This course is available to members of the profession, to postgraduate and Juris Doctor students, and to a limited number of undergraduate students who will be selected by the course co-ordinator on the basis of a written expression of interest. Expressions of interest from interested undergraduate students must be sent to the course co-ordinator prior to the Census date and commencement of the course. Expressions of interest must set out the reasons for the student’s interest in the course, advocacy experience if any (not compulsory), and how undertaking the course would be beneficial to their current or anticipated future career.
Not currently offered.
This Course was last offered in Summer 1 - 2021.
On successful completion of the course students will be able to:
1. Apply specialist knowledge and an advanced understanding of court advocacy from practice in realistic simulations of contested proceedings
2. Demonstrate specialised professional skills and competency in court advocacy by applying their knowledge
3. Demonstrate their autonomy, judgment and responsibility with regard to advocacy situations.
4. Apply the law to the facts of various civil or criminal cases in a defensible way
5. Examine the benefits of learning and development through reflection on practice
6. Demonstrate awareness of reforms and new developments in criminal or civil trial advocacy.
Topics in this course include:
- The principles of advocacy: what makes an effective advocate, and how can you become one?
- Managing clients & witnesses;

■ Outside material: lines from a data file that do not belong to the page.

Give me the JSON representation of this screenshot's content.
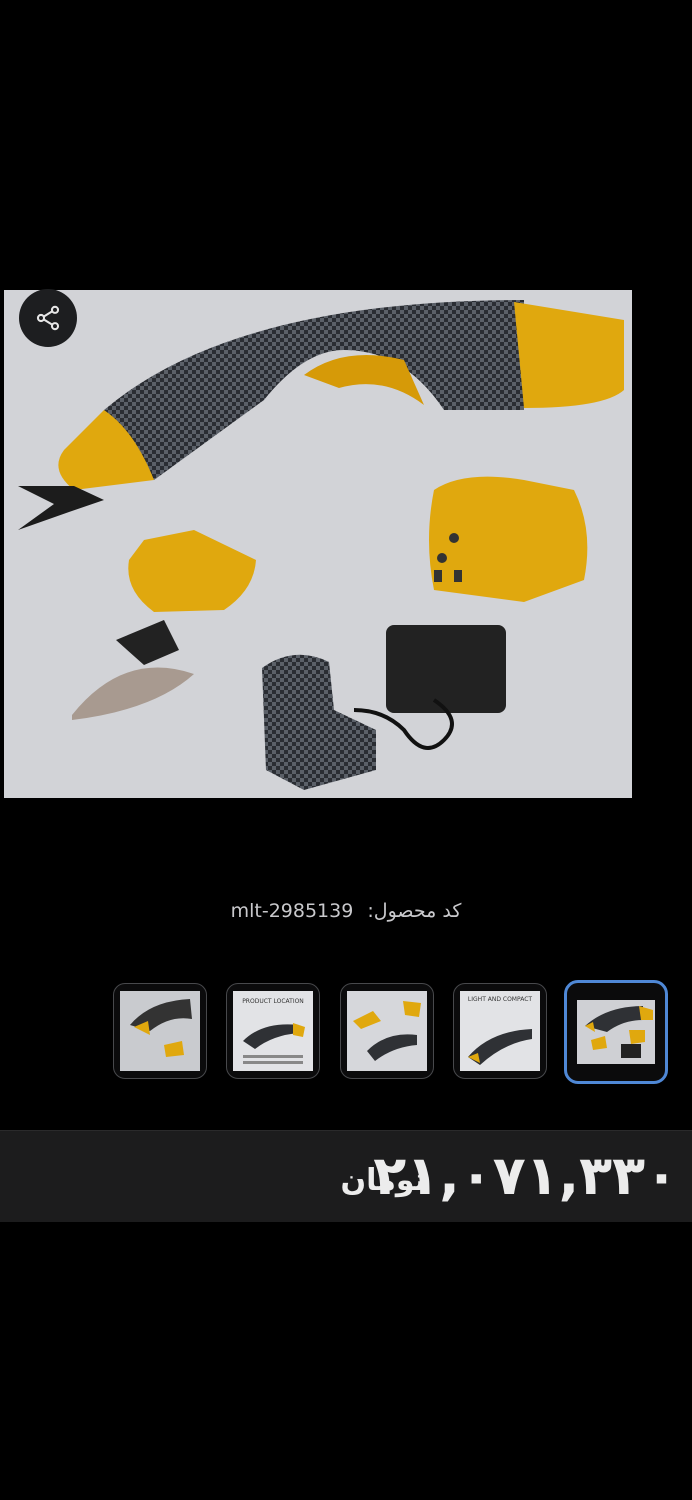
{
  "gallery": {
    "main_image": "product-photo",
    "share_icon": "share-icon",
    "thumbnails": [
      {
        "caption": ""
      },
      {
        "caption": "PRODUCT LOCATION"
      },
      {
        "caption": ""
      },
      {
        "caption": "LIGHT AND COMPACT"
      },
      {
        "caption": "",
        "selected": true
      }
    ]
  },
  "product": {
    "code_label": "کد محصول:",
    "code_value": "mlt-2985139"
  },
  "price": {
    "amount": "۲۱,۰۷۱,۳۳۰",
    "currency": "تومان"
  },
  "colors": {
    "background": "#000000",
    "price_bar": "#1c1c1d",
    "selected_border": "#4f88d6",
    "product_accent": "#e0a80e"
  }
}
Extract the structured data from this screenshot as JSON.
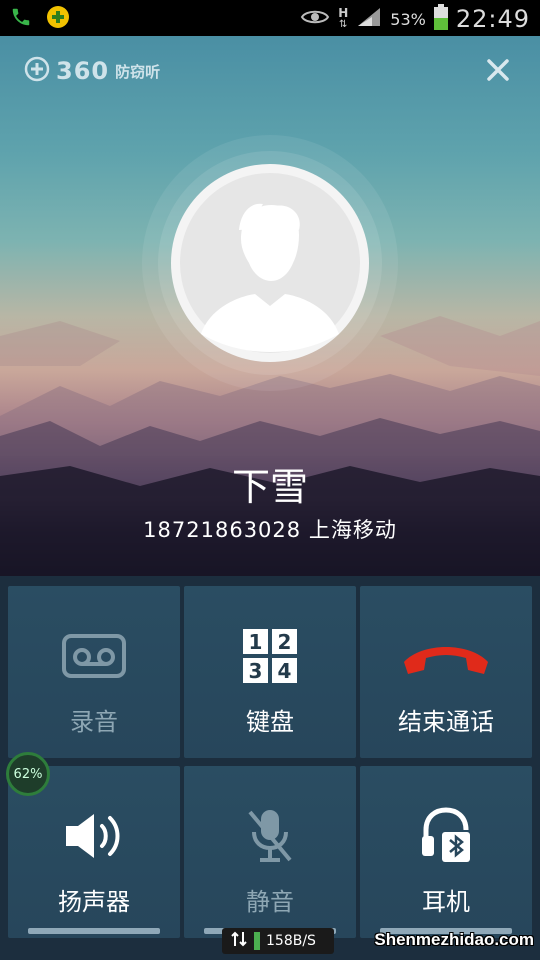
{
  "status_bar": {
    "battery_percent": "53%",
    "time": "22:49",
    "signal_type": "H",
    "icons": [
      "phone-icon",
      "plus-icon",
      "eye-icon",
      "signal-icon",
      "battery-icon"
    ]
  },
  "header": {
    "brand_number": "360",
    "brand_text": "防窃听"
  },
  "caller": {
    "name": "下雪",
    "number_location": "18721863028 上海移动"
  },
  "controls": [
    {
      "label": "录音",
      "icon": "tape-record-icon",
      "enabled": false
    },
    {
      "label": "键盘",
      "icon": "keypad-icon",
      "enabled": true,
      "keys": [
        "1",
        "2",
        "3",
        "4"
      ]
    },
    {
      "label": "结束通话",
      "icon": "end-call-icon",
      "enabled": true
    },
    {
      "label": "扬声器",
      "icon": "speaker-icon",
      "enabled": true
    },
    {
      "label": "静音",
      "icon": "mute-mic-icon",
      "enabled": false
    },
    {
      "label": "耳机",
      "icon": "bluetooth-headset-icon",
      "enabled": true
    }
  ],
  "overlay": {
    "progress": "62%",
    "net_speed": "158B/S"
  },
  "watermark": "Shenmezhidao.com",
  "colors": {
    "end_call_red": "#e02a1a",
    "tile_bg": "#2a4d62",
    "disabled_text": "#8ea7b4"
  }
}
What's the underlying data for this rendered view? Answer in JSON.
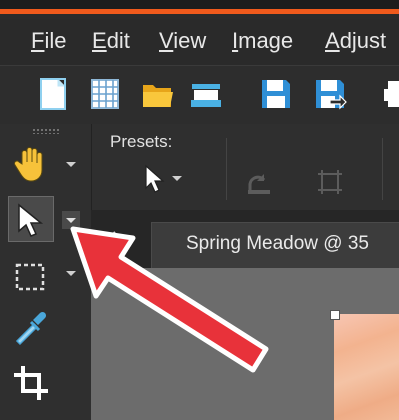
{
  "menu": {
    "items": [
      "File",
      "Edit",
      "View",
      "Image",
      "Adjust"
    ],
    "mnemonics": [
      "F",
      "E",
      "V",
      "I",
      "A"
    ]
  },
  "toolbar": {
    "buttons": [
      "new-file-icon",
      "grid-icon",
      "open-folder-icon",
      "scanner-icon",
      "save-icon",
      "save-as-icon",
      "print-icon"
    ]
  },
  "tools_panel": {
    "tools": [
      "pan-hand-tool",
      "pick-arrow-tool",
      "selection-rectangle-tool",
      "dropper-tool",
      "crop-tool"
    ],
    "selected": "pick-arrow-tool"
  },
  "options": {
    "presets_label": "Presets:"
  },
  "document": {
    "tab_title": "Spring Meadow @  35"
  },
  "colors": {
    "accent_bar": "#f05a1c",
    "annotation_arrow": "#e8323a"
  }
}
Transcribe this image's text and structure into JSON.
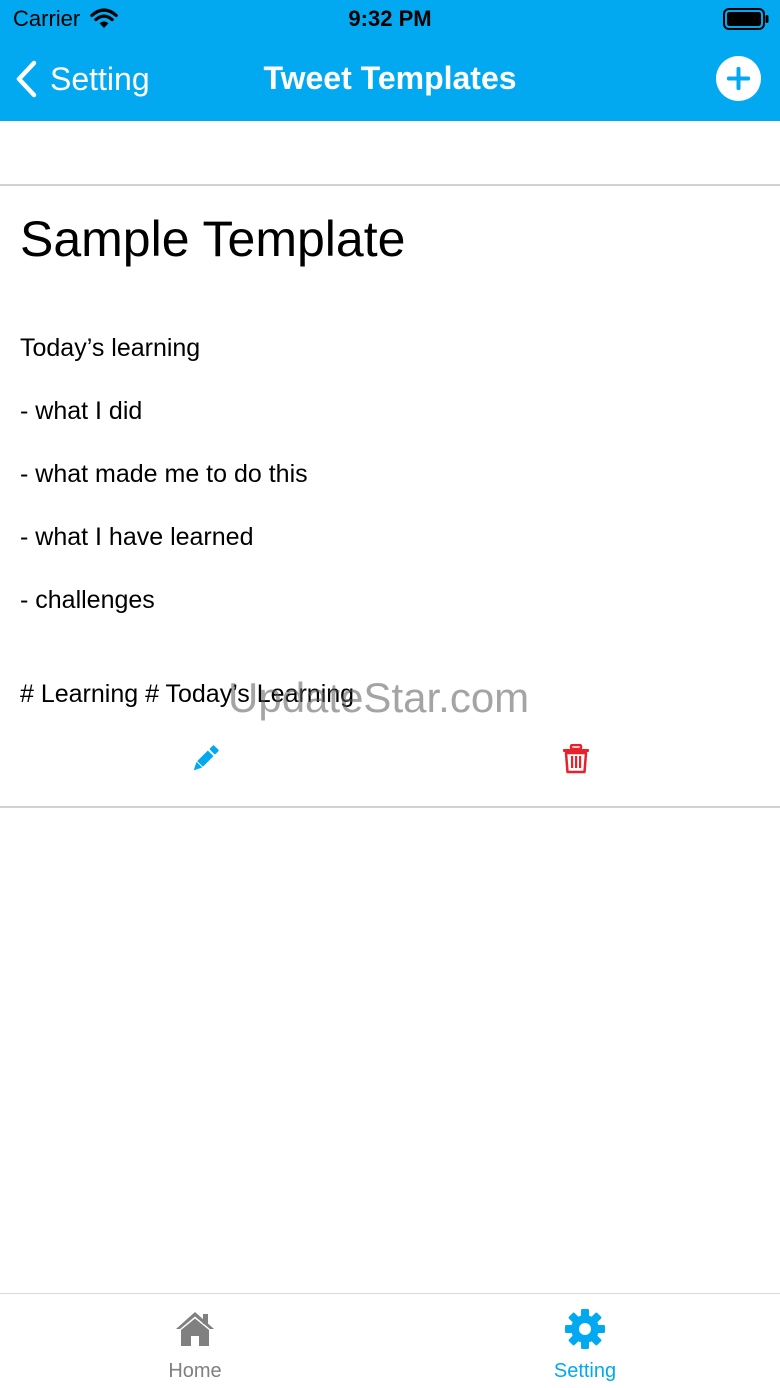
{
  "status_bar": {
    "carrier": "Carrier",
    "time": "9:32 PM"
  },
  "nav": {
    "back_label": "Setting",
    "title": "Tweet Templates"
  },
  "template": {
    "title": "Sample Template",
    "lines": [
      "Today’s learning",
      "- what I did",
      "- what made me to do this",
      "- what I have learned",
      "- challenges"
    ],
    "hashtags": "# Learning # Today’s Learning"
  },
  "watermark": "UpdateStar.com",
  "tabs": [
    {
      "label": "Home",
      "icon": "home-icon",
      "active": false
    },
    {
      "label": "Setting",
      "icon": "gear-icon",
      "active": true
    }
  ],
  "colors": {
    "accent": "#03A9F0",
    "delete": "#E8212B",
    "inactive_tab": "#808080",
    "separator": "#D2D2D2"
  },
  "icons": {
    "back": "chevron-left-icon",
    "add": "plus-circle-icon",
    "edit": "pencil-icon",
    "delete": "trash-icon",
    "wifi": "wifi-icon",
    "battery": "battery-icon"
  }
}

- Court etiquette;
- Obligations of advocates and required knowledge;
- Preparing your case theory;
- Examination in Chief, Cross Examination, and techniques in questioning witnesses, including use of exhibits and refreshing memory;
- Principles of opening and closing;
- Dealing with nerves & the physical aspects of advocacy;
- Intensive personal feedback on performance from experts in the profession
LAWS6000 Legal System and Method I, and LAWS6001 Legal System and Method II
LAWS6002A Torts Part A, or LAWS6120 Torts I
LAWS6002B Torts Part B, or LAWS6121 Torts II
LAWS6003A & LAWS6003B Criminal Law & Procedure Part A & B, or LAWS6130 Criminal Law & Procedure
LAWS6004A Contracts Part A, or LAWS6140 Contracts I
LAWS6004B Contracts Part B, or LAWS6141 Contracts II
LAWS6008 Civil Dispute Resolution
LAWS6017 Family Law
Practical Demonstration: 3 x assessed oral exercises
Written Assignment: Professional Reflection
The University of Newcastle acknowledges the traditional custodians of the lands within our footprint areas: Awabakal, Darkinjung, Biripai, Worimi, Wonnarua, and Eora Nations. We also pay respect to the wisdom of our Elders past and present.